Start of GIVEN INFORMATION
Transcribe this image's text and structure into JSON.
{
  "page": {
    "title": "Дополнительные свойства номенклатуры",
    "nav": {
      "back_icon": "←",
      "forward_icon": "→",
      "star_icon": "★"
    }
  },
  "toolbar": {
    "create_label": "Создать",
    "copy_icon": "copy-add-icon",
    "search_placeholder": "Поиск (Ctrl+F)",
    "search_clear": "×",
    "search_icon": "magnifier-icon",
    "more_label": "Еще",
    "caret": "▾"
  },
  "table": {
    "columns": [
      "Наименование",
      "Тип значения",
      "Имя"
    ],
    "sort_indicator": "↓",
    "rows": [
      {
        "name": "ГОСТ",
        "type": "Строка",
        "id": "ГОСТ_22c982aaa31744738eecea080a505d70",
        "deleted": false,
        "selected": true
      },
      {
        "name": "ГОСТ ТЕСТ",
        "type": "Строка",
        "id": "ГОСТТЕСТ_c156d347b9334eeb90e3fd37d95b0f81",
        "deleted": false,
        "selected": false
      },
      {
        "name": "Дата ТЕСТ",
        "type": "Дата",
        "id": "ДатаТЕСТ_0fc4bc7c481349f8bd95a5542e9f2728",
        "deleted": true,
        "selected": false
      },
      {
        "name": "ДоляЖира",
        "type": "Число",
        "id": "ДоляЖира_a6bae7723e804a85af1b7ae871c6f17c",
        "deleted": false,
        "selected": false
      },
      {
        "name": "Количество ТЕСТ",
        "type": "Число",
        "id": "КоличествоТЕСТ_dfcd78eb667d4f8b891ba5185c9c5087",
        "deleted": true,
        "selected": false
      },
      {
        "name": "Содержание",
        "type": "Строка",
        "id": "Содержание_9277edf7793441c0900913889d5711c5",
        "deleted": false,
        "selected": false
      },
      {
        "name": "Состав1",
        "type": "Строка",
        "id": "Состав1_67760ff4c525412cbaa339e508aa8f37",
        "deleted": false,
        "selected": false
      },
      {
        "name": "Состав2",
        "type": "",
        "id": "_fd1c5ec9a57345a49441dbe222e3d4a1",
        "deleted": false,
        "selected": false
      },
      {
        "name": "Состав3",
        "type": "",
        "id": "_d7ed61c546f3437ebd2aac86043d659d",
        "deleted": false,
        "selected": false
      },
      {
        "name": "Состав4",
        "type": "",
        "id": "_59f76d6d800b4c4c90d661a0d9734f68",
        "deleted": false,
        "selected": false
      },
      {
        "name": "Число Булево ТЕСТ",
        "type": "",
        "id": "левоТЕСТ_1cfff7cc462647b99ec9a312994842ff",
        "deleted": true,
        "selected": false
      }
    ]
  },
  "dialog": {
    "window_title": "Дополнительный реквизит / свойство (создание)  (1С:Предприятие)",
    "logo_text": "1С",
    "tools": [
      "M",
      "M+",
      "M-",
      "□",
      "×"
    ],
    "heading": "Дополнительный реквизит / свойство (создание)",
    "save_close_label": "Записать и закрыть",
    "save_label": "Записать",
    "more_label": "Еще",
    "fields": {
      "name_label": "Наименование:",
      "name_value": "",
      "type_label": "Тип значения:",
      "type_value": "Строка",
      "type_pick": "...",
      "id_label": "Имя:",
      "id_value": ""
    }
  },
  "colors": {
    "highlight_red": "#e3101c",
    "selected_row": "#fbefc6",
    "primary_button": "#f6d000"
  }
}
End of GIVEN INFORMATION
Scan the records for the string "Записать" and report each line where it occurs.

FINAL ANSWER >>
    "save_close_label": "Записать и закрыть",
    "save_label": "Записать",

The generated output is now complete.